FactorShares, at long last, serves up its lineup of spread ETFs.
FactorShares, the New York-based money management firm, finally launched its first-of-its-kind lineup of spread ETFs that allow investors to simultaneously hold long and short positions in one security that offers double exposure to its underlying indexes.
The ETFs give investors access to several broad asset classes by creating exposure to the S&P 500 Index, U.S. Treasury bonds, gold, oil and the dollar. While the ETFs are designed for sophisticated investors, they genuinely create new options in sideways markets and shifting risk premiums, as we wrote about a year ago when FactorShares filed to market the funds.
The commodities exposure means the products invest in futures contracts, and that means contango and backwardation can affect returns. Also, the ETFs rebalance daily as part of their double-exposure design, meaning returns over time can differ a lot from those on the underlying indexes. In other words, inexperienced investors probably shouldn’t try these new funds.
The first five FactorShares ETFs available today on the New York Stock Exchange’s electronic platform, Arca, include:
- FactorShares 2X: S&P500 Bull/TBond Bear (NYSEArca: FSE)
- FactorShares 2X: TBond Bull/S&P500 Bear (NYSEArca: FSA)
- FactorShares 2X: S&P500 Bull/USD Bear (NYSEArca: FSU)

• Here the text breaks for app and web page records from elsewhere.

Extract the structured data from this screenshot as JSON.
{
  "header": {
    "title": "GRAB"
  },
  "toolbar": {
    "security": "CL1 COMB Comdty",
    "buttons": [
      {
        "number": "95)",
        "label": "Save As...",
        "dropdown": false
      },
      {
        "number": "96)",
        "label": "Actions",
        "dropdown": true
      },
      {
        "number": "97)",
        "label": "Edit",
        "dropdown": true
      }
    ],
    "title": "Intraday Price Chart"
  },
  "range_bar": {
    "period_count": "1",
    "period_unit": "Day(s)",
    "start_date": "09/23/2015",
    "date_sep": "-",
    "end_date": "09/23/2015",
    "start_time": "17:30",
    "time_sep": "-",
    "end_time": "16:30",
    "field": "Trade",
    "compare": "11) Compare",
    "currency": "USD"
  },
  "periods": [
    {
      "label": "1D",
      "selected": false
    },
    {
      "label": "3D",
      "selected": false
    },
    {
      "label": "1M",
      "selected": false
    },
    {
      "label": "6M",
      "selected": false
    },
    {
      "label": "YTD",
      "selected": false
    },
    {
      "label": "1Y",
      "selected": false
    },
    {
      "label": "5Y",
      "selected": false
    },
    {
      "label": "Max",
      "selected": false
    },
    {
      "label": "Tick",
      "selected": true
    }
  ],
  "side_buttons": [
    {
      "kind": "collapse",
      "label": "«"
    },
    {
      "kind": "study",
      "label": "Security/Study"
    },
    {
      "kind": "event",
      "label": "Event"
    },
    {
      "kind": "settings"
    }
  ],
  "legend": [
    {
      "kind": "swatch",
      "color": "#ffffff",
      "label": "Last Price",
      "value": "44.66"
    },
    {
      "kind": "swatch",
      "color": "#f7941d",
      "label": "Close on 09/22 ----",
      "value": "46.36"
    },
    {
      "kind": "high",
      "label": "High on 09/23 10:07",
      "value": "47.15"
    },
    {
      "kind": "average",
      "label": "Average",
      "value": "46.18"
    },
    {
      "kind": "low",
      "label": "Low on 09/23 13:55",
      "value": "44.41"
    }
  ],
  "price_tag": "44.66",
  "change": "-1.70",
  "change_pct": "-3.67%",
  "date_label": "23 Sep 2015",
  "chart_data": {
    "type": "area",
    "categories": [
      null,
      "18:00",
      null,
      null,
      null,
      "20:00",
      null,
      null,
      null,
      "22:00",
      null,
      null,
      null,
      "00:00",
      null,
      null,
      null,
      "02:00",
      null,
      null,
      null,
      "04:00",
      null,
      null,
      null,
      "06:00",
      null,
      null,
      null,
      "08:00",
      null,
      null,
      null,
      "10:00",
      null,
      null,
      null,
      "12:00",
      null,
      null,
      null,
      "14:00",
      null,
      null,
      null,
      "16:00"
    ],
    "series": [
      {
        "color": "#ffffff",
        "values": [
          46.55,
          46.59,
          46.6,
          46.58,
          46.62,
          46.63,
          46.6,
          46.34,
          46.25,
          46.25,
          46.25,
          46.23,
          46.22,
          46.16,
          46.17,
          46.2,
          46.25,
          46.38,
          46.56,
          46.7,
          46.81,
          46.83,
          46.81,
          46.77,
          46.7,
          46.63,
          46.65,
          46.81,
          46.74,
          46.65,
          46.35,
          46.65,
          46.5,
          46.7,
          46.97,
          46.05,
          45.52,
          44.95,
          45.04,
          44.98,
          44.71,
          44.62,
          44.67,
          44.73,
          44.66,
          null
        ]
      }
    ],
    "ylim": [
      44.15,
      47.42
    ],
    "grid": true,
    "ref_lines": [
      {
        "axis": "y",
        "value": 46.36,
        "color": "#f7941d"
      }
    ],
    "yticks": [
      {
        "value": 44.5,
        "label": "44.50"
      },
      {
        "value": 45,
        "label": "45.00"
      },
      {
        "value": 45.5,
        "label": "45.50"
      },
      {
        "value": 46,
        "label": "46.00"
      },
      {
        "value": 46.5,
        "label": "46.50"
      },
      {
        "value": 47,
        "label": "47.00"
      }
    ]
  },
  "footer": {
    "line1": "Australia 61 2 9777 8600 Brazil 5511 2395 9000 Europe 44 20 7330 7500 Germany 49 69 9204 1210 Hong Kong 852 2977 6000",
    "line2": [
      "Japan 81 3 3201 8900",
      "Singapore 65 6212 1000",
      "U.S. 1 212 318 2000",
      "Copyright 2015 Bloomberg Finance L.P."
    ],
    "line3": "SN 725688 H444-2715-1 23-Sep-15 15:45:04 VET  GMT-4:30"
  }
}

- FactorShares 2X: Oil Bull/S&P500 Bear (NYSEArca: FOL)
- FactorShares 2X: Gold Bull/S&P500 Bear (NYSEArca: FSG)
“With the creation of FactorShares, spread trading among the major asset classes requiring two separate positions and indiscriminate rebalancing is in the past,” FactorShares Chief Executive Officer and co-founder Stuart Rosenthal said in a press release.
The new funds have an annual management fee of 0.75 percent, though total expense ratios of the various funds could be between 1.10 percent and 1.20 percent, Rosenthal said in a telephone interview.
"We are very clear that the products are intended for sophisticated investors - traders and institutional investors. These types of investors have been doing spread trading for a long, long time, and this represents a more efficient representation of spread trading," Rosenthal said in the interview.